The sound produced was among the most open I have encountered from any source; the degree of detail, dynamics, and bandwidth it produces is shocking, and this with a none too brilliant 1980s recording by New York soul funk outfit Conjure. What becomes apparent pretty quickly is how much low level detail is being revealed; this a reflection of the very low noise floor of the phono stage and its remarkable transparency, both characteristics combining to yield the same result. You can fake transparency by emphasising the midrange, but that trick becomes apparent when you notice that the bass lacks power and extension, and the highs fail to deliver the spatial clues that they need to. No, Pure Audio is not cheating; it has built an intrinsically revealing phono stage by virtue of making the right decisions in circuit design, parts choice, and layout. In the case of Conjure, you can hear both the limitations of the recording alongside an awful lot of what’s going on with the quieter instruments in what is quite a dense mix of drums, percussion, bass, and voice. It’s a physical sound that makes the band pop out of the loudspeakers in highly convincing fashion.

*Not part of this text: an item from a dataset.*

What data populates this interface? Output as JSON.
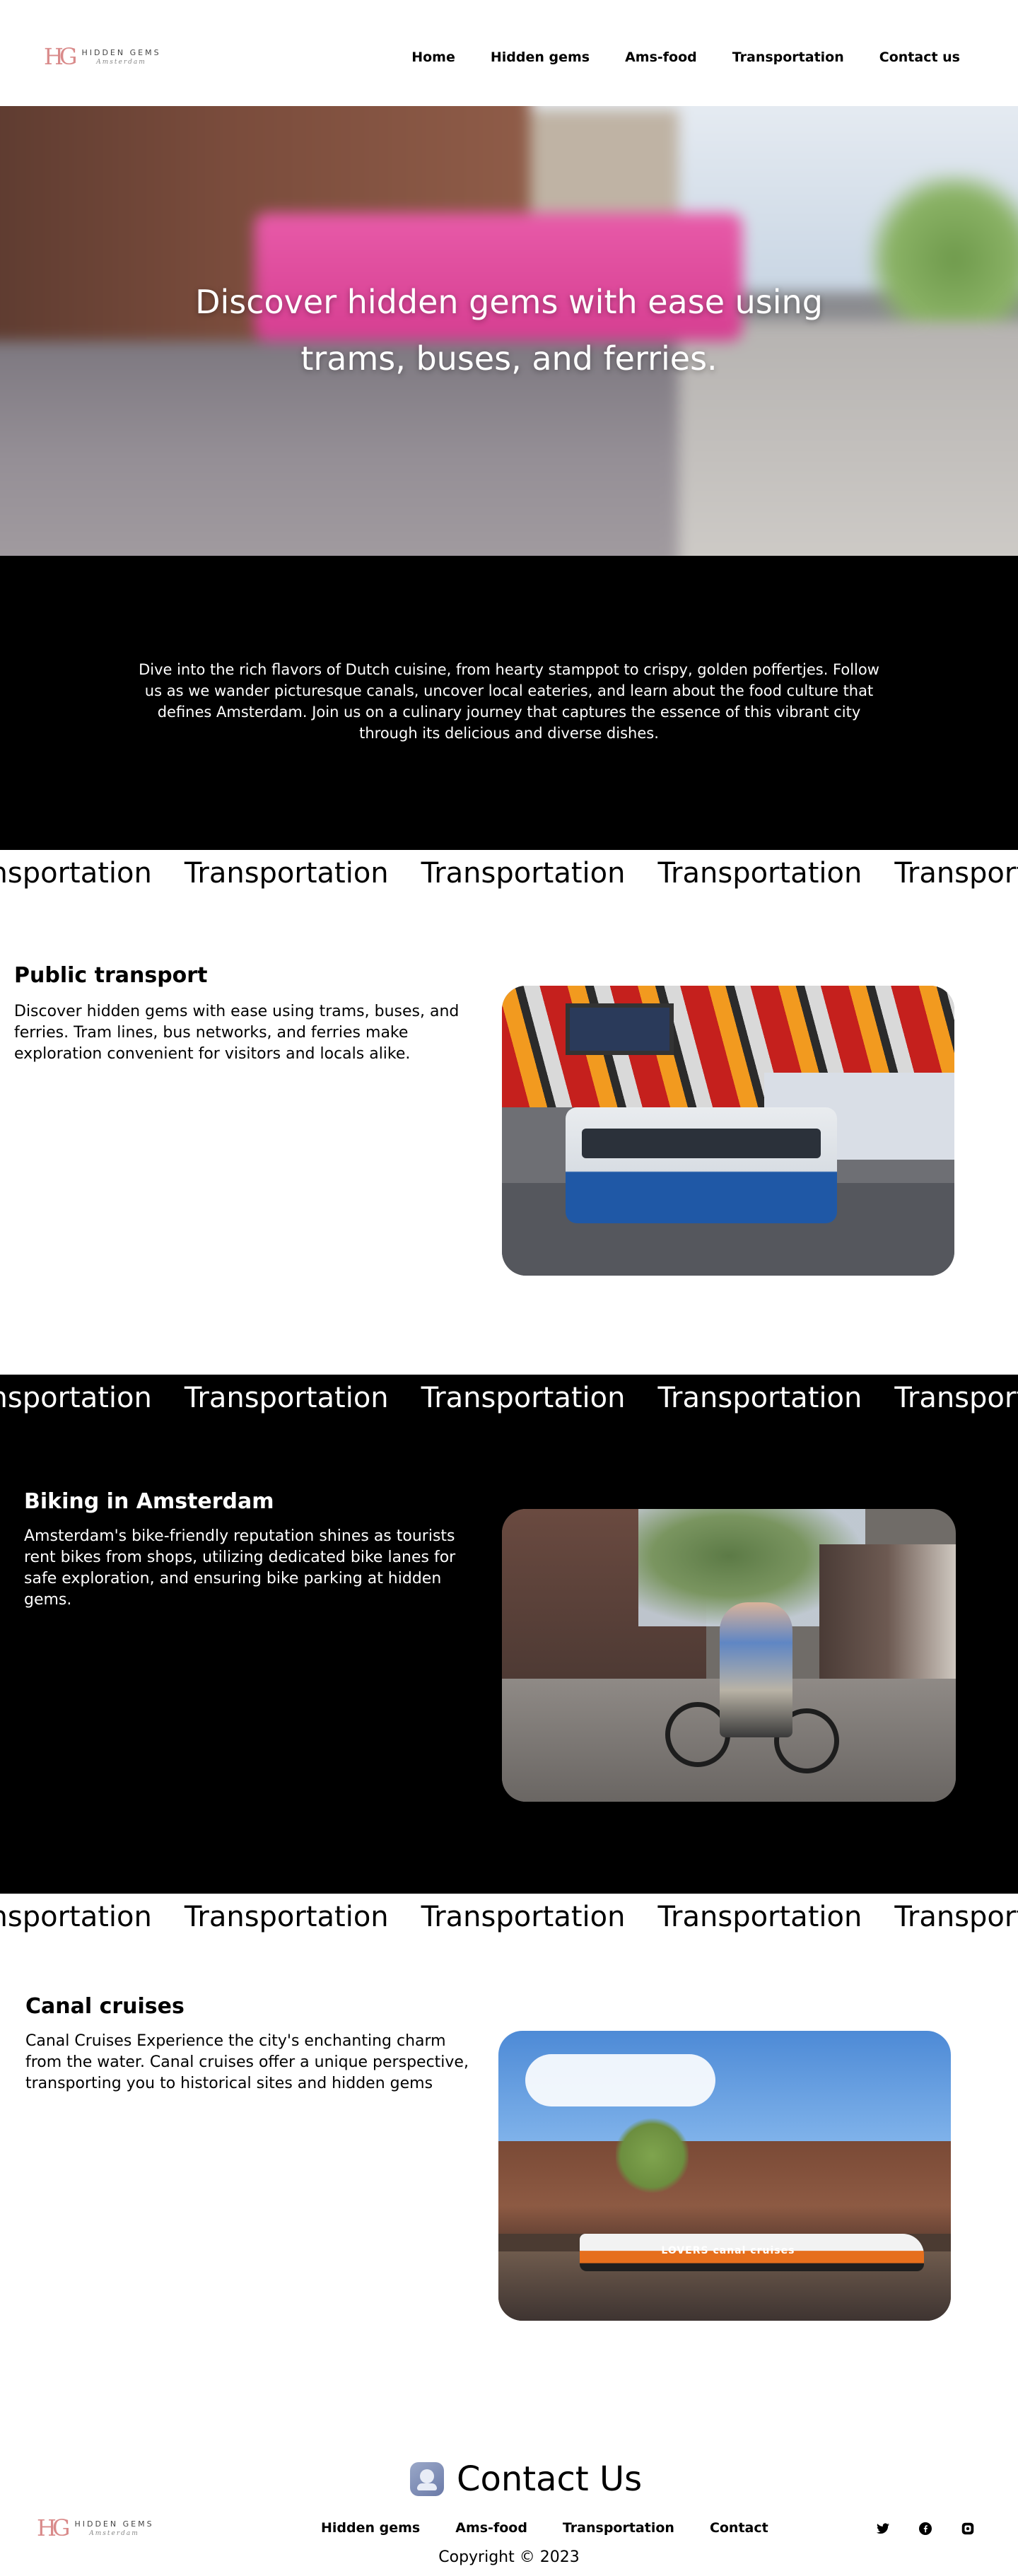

An earlier recording, Joni Mitchell’s Mingus [Asylum], finds Joni and bass player Jaco Pastorius spanking their respective planks in the studio together while revering the great jazz bassist himself. Here the attack of the instruments is extremely well served because of the speed in the system; there is no overhang, which means you can appreciate the full reverb in the context of a silent background. Bringing things marginally more up to date with Leo Kottke’s Great Big Boy [Private Music] from 1991, the Pure Audio revels in the space in the recording, opening it up wider than I’ve previously heard and revealing low tympani notes that other stages have hinted at, but never elucidated so clearly. This stage is immensely sensitive to recording quality; the differences it exposes from one vinyl LP to the next are massive. This has to be picked up by the record player of course and the RP10 is extremely good in this respect, but it takes a good stage to reveal the extent of those differences. The amount of subtle percussion on Kottke’s piece ‘Ice Cream’ was also surprising. Usually, the percussion blurs a bit, so that individual instruments are hard to identify; here, it was possible to hear them.
The even newer Peace... Back by Popular Demand by Keb Mo [Sony Wonder] can often sound overblown in the bass. It’s a lush sounding record and one that this phono stage manages to deliver with all its polish intact, while keeping the kick drum clear and tight, and the bass line round and slick. The instrument that comes into its own here, though, is the Hammond organ that provides a bit of brightness against the dark, chocolaty textures of the mix.
Realising that I was just plain enjoying the Pure Audio, and not being too analytical about its performance, I made a few comparisons with my regular stage: the rather more compact but two-box Trilogy 907. This has variable gain and I run it full throttle. This may give the Trilogy some advantages over the Pure; prime among these was its sense of timing, which was distinctly stronger and drew you into the music more effectively. It also had a better sense of presence. However, it was not as open nor revealing of detail as the Pure Audio and appeared to have too much upper bass by comparison.